Trade secrets are the lifeblood of many businesses and the law will provide powerful assistance in protecting them. That was certainly so in the case of a ship design company whose confidential information was blatantly misused by a prospective client.
The company had, after a competitive process, been selected to design a specialist vessel that the client was planning to build. In conjunction with the client, the company carried out high-quality design work over many months. In breach of their agreement, the client made critical design documents prepared by the company available to a rival ship designer. The client ultimately obtained a vessel built by the other designer with the benefit of the company’s design, but at a significantly lower cost.
Following a trial, the High Court upheld the company’s claims against the client in respect of breach of contract, misuse of confidential information and unlawful means conspiracy. The client had sought permission to appeal against aspects of the Court’s ruling but, subject to that, the amount of compensation due to the company, including a claim for exemplary damages, would be assessed by the Court if not agreed.

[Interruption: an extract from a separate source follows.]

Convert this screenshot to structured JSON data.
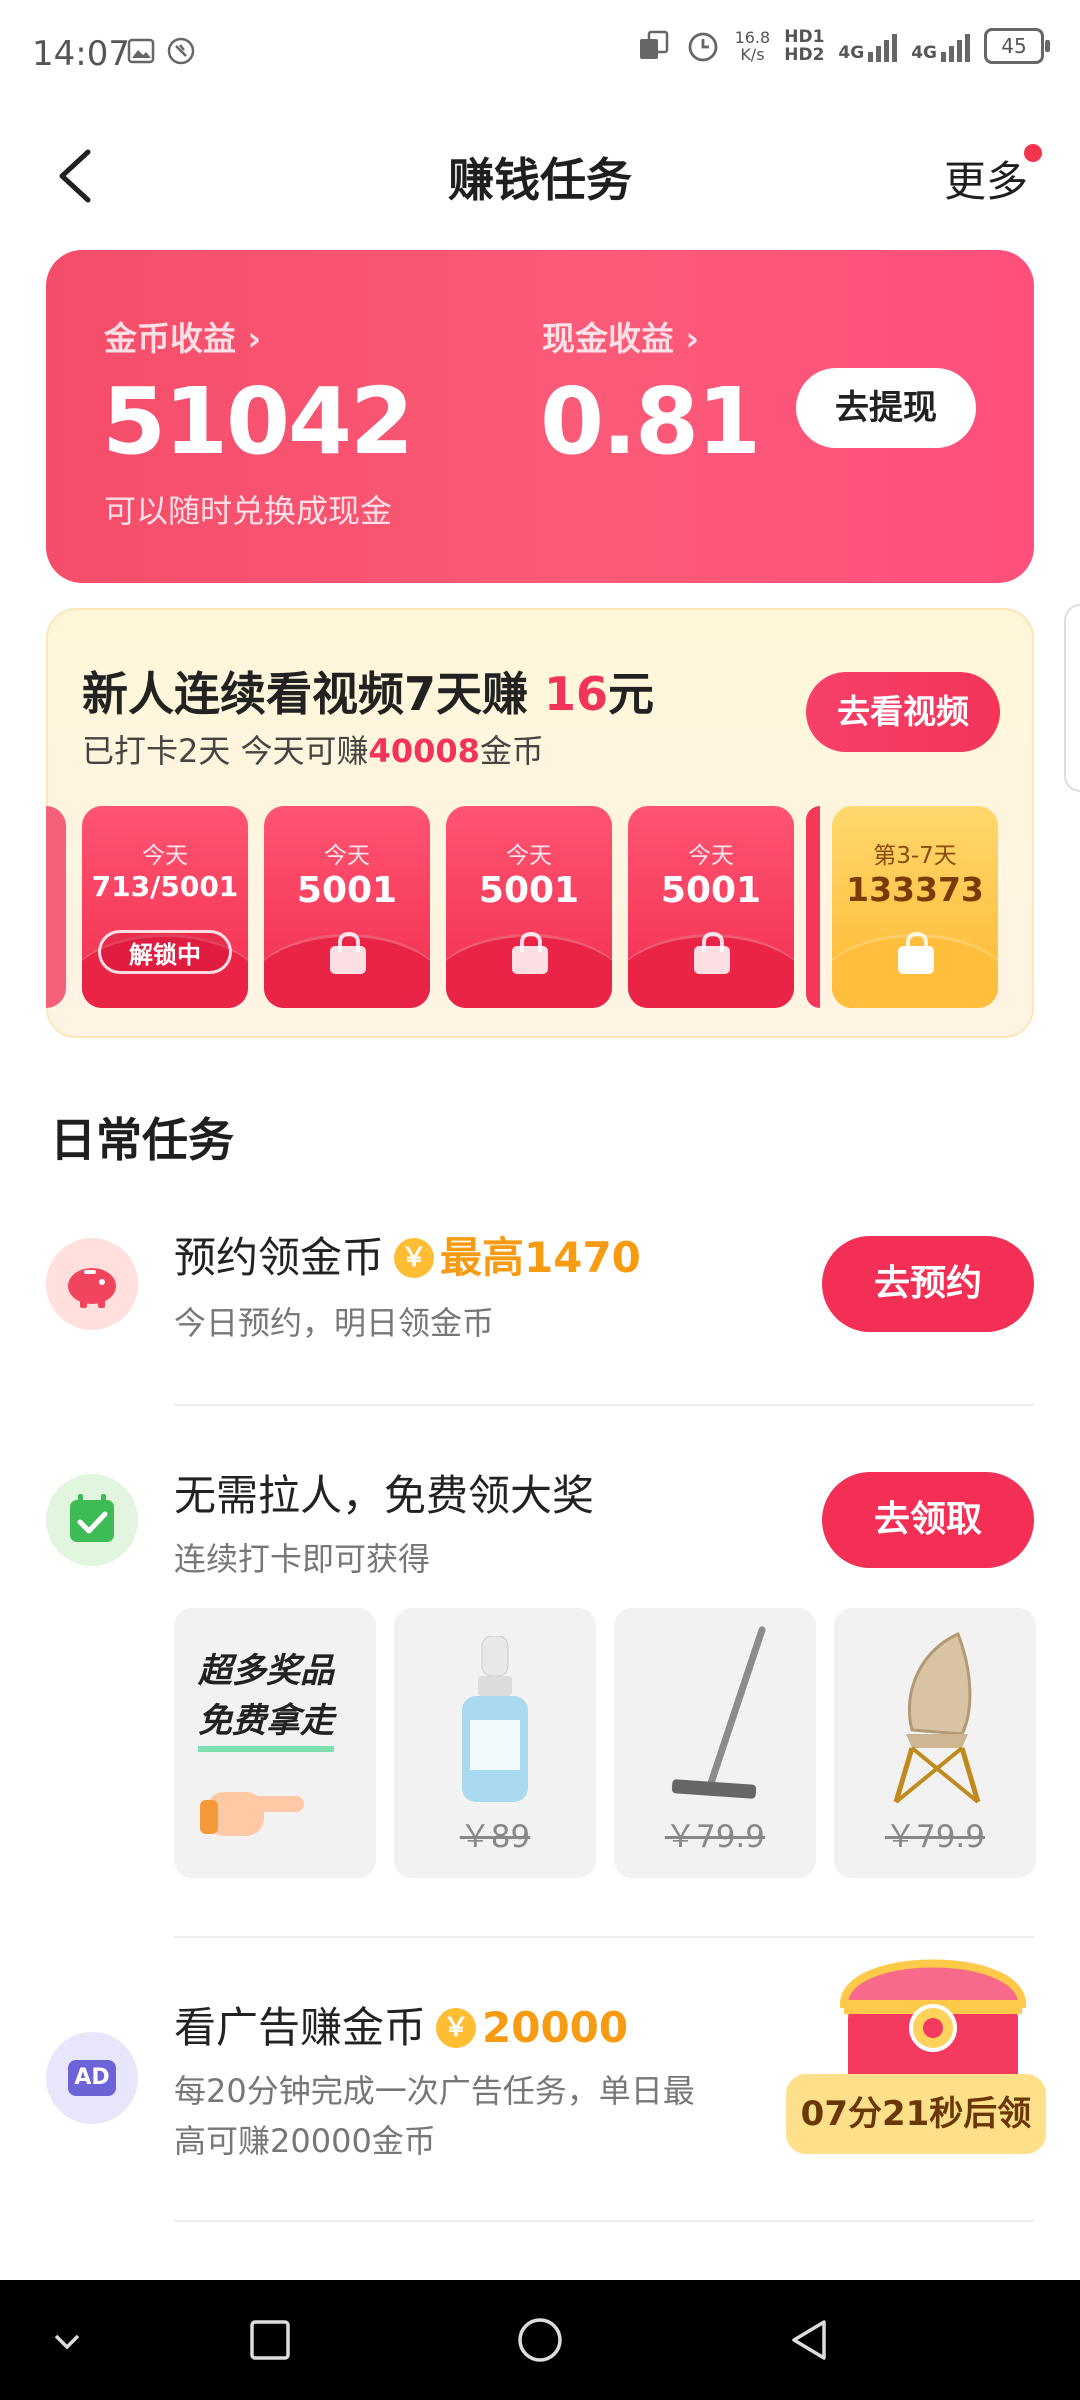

After a further hearing, the Court took the rare step of making a publicity order pursuant to the Trade Secrets (Enforcement, etc.) Regulations 2018. The client was required to post a notice on its website, for six months, publicising the fact that it had misused the company’s confidential information in relation to the design of the vessel that it ultimately obtained. The notice would provide links to the Court’s judgments in the case.